*** Extracted entries ***

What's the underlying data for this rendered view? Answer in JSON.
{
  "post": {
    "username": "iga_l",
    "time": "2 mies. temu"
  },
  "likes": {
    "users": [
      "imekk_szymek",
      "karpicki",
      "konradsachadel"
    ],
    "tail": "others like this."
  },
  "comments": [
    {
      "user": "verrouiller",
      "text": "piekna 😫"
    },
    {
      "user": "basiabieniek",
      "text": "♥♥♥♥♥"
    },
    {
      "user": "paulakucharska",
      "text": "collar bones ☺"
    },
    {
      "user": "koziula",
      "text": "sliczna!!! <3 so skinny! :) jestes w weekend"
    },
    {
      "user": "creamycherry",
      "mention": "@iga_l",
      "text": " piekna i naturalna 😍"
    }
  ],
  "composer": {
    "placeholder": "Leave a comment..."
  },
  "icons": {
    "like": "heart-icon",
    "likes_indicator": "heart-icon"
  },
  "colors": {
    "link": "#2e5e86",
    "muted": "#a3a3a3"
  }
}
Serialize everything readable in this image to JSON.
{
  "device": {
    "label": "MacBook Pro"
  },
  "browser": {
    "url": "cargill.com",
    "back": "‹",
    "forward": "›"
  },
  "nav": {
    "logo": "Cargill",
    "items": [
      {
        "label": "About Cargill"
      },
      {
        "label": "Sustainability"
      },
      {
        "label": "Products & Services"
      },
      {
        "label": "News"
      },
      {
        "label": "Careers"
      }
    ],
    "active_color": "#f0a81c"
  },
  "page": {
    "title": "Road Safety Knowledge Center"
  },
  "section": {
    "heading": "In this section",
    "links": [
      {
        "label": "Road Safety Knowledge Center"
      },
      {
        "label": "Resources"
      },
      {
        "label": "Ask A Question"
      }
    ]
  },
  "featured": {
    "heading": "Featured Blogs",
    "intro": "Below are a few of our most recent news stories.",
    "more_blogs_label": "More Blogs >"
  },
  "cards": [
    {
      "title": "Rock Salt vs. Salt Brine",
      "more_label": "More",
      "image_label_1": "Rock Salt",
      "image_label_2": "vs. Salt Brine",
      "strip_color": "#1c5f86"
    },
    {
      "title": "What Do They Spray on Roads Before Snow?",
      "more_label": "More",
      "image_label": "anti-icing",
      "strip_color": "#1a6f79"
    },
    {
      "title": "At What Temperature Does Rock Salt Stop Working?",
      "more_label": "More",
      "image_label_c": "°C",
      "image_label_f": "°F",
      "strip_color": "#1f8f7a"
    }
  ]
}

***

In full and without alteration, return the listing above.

> [Exercise answer]:
What's the underlying data for this rendered view? Answer in JSON.
{
  "post": {
    "username": "iga_l",
    "time": "2 mies. temu"
  },
  "likes": {
    "users": [
      "imekk_szymek",
      "karpicki",
      "konradsachadel"
    ],
    "tail": "others like this."
  },
  "comments": [
    {
      "user": "verrouiller",
      "text": "piekna 😫"
    },
    {
      "user": "basiabieniek",
      "text": "♥♥♥♥♥"
    },
    {
      "user": "paulakucharska",
      "text": "collar bones ☺"
    },
    {
      "user": "koziula",
      "text": "sliczna!!! <3 so skinny! :) jestes w weekend"
    },
    {
      "user": "creamycherry",
      "mention": "@iga_l",
      "text": " piekna i naturalna 😍"
    }
  ],
  "composer": {
    "placeholder": "Leave a comment..."
  },
  "icons": {
    "like": "heart-icon",
    "likes_indicator": "heart-icon"
  },
  "colors": {
    "link": "#2e5e86",
    "muted": "#a3a3a3"
  }
}
Serialize everything readable in this image to JSON.
{
  "device": {
    "label": "MacBook Pro"
  },
  "browser": {
    "url": "cargill.com",
    "back": "‹",
    "forward": "›"
  },
  "nav": {
    "logo": "Cargill",
    "items": [
      {
        "label": "About Cargill"
      },
      {
        "label": "Sustainability"
      },
      {
        "label": "Products & Services"
      },
      {
        "label": "News"
      },
      {
        "label": "Careers"
      }
    ],
    "active_color": "#f0a81c"
  },
  "page": {
    "title": "Road Safety Knowledge Center"
  },
  "section": {
    "heading": "In this section",
    "links": [
      {
        "label": "Road Safety Knowledge Center"
      },
      {
        "label": "Resources"
      },
      {
        "label": "Ask A Question"
      }
    ]
  },
  "featured": {
    "heading": "Featured Blogs",
    "intro": "Below are a few of our most recent news stories.",
    "more_blogs_label": "More Blogs >"
  },
  "cards": [
    {
      "title": "Rock Salt vs. Salt Brine",
      "more_label": "More",
      "image_label_1": "Rock Salt",
      "image_label_2": "vs. Salt Brine",
      "strip_color": "#1c5f86"
    },
    {
      "title": "What Do They Spray on Roads Before Snow?",
      "more_label": "More",
      "image_label": "anti-icing",
      "strip_color": "#1a6f79"
    },
    {
      "title": "At What Temperature Does Rock Salt Stop Working?",
      "more_label": "More",
      "image_label_c": "°C",
      "image_label_f": "°F",
      "strip_color": "#1f8f7a"
    }
  ]
}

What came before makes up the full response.